The Federal Register published a notice today from the Department of Health and Human Services detailing the transport of potentially infected laboratory workers at the new National Interagency Biodefense Campus (NIBC) in Ft. Detrick, MD. The campus hosts researchers from a variety of agencies, including the U.S. Army Medical Research Institute of Infectious Diseases (USAMRIID), […]
In late June, 30 hippopotamuses died of anthrax in Queen Elizabeth National Park, Uganda, a popular safari location. These hippopotamuses likely contracted Bacillus anthracis, the causative agent of anthrax, from spores that had been lying dormant in the lake shore soil for 6 years, originating from an anthrax outbreak in 2004 which killed approximately 300 […]
2.3 million bags of maize are contaminated with aflatoxins this year in Kenya, according to afrol News. Aflatoxins are produced by the Aspergillus species of fungus, most notably Aspergillus flavus and Aspergillus parasiticus, and are highly carcinogenic and damaging to the liver. This natural outbreak in Kenya has made a large portion of “maize unfit […]
Instead of strictly offensive measures (e.g. antivirals, antibiotics, and siRNA treatments), scientists are developing ways to improve our own natural defense against pathogens, our immune system. This can be done both by enhancing immune function and preventing immune overreactions. Enhancing the Immune System A study released last month found a way to protect mice from […]
During 1940s, penicillin, the first commercially available antibiotic, was hailed as a “wonder drug.” Penicillin helped make WWII the first American war where infection was not the major cause of death. But by the 1950s, antibiotic resistance became widespread. Scientists were engaged in a veritable arms race, constantly modifying and developing new classes of antibiotics […]

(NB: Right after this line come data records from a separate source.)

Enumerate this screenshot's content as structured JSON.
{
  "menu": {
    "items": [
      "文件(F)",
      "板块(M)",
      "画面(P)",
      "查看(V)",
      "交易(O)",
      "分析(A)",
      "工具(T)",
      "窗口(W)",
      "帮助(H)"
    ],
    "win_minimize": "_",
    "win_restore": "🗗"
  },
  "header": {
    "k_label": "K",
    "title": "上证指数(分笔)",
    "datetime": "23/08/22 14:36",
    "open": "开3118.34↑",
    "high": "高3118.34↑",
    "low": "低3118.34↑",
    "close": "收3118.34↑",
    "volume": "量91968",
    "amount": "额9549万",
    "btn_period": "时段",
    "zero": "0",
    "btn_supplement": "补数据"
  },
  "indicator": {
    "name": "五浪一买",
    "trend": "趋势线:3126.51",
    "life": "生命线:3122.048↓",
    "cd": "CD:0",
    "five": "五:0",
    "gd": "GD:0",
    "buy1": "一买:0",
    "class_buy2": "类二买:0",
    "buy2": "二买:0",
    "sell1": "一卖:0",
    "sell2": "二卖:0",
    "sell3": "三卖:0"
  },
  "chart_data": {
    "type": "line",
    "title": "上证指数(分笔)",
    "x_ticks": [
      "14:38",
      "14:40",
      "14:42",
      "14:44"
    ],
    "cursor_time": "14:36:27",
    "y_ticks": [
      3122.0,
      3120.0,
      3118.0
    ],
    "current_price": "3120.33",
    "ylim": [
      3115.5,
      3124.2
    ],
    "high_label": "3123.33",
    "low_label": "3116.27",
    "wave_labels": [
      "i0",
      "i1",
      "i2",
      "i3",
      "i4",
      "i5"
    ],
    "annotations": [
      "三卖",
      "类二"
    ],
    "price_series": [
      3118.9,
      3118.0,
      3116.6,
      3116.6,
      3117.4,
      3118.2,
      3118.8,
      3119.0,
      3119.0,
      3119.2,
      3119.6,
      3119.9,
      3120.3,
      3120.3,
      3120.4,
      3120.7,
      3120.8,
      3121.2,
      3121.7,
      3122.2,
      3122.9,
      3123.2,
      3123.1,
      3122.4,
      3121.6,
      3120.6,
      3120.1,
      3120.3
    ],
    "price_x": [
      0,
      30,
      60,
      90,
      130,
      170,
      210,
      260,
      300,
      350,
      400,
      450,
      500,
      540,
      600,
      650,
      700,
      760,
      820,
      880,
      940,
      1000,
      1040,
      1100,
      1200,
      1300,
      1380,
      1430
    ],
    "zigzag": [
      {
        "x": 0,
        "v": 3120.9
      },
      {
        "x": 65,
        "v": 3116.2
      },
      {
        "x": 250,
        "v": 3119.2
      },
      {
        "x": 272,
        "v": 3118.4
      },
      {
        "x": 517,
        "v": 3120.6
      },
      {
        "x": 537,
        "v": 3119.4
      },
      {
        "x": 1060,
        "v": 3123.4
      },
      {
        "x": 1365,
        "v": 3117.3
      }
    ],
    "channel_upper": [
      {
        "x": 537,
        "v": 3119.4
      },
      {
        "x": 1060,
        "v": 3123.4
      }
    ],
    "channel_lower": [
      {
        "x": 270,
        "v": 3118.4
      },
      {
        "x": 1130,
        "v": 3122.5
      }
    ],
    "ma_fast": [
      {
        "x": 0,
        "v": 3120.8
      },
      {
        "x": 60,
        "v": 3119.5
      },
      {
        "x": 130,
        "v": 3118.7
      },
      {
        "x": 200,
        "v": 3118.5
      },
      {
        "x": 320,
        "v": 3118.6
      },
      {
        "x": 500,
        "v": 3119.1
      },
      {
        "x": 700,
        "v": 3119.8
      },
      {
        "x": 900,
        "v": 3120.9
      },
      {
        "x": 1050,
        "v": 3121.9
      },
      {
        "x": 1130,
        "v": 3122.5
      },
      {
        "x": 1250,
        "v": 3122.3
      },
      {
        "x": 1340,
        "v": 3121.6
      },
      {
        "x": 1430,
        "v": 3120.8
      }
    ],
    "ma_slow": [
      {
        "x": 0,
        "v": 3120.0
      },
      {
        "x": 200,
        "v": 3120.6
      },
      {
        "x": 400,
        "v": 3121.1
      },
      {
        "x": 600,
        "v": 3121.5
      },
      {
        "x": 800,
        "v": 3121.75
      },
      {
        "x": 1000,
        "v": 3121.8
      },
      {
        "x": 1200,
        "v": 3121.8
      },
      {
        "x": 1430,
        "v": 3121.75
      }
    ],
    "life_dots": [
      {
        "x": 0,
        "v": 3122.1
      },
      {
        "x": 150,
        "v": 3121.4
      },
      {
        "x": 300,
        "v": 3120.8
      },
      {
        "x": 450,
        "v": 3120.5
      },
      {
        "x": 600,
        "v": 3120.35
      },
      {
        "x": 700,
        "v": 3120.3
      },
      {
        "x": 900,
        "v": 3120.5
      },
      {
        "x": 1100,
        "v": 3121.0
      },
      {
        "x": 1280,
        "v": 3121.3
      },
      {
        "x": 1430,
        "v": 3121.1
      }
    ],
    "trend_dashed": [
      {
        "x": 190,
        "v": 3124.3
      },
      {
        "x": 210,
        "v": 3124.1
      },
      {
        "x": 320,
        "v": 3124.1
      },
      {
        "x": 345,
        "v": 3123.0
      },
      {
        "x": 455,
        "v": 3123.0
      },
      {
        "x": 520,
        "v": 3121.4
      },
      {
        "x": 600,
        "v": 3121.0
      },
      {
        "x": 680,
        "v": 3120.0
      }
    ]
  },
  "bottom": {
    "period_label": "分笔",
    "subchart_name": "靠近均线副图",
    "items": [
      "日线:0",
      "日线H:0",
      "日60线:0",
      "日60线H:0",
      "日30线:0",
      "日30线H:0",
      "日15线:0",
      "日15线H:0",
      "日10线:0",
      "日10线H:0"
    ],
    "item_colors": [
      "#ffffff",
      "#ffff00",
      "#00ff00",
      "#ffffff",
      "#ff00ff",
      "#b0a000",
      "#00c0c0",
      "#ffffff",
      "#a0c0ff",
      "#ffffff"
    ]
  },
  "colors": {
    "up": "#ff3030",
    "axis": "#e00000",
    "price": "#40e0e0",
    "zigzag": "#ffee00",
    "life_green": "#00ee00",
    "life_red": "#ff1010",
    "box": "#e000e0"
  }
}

The South African chemical and biological warfare program, called “Project Coast,” was established in 1981 under the apartheid regime, violating the Biological Toxins and Weapons Convention of 1972. The project’s researchers studied Bacillus anthracis (anthrax), Vibrio colerae (cholera), salmonella and Botulinum toxin, in addition to a variety of chemical agents, such as MDMA (ecstasy), PCP, […]
Professor of pathobiological sciences, Gary Splitter, DVM, PhD, was suspended from laboratory work above BSL-1 until 2013 because unauthorized work was conducted with an antibiotic-resistant strain of Brucella, a select agent, by his graduate student in 2007. The University was also fined $40,000 because this work broke federal regulations. Brucella bacteria can cause the disease Brucellosis, which presents as a prolonged non-specific febrile illness in humans accompanied by chills, sweats, headache, fatigue, myalgias (muscle pain), arthralgias (joint pain), and anorexia. The Wisconsin State Journal reports that Dr. Splitter, a member of UW-Madison’s Biosafety Committee, denies knowledge of his graduate student’s experiments – but email records indicate otherwise.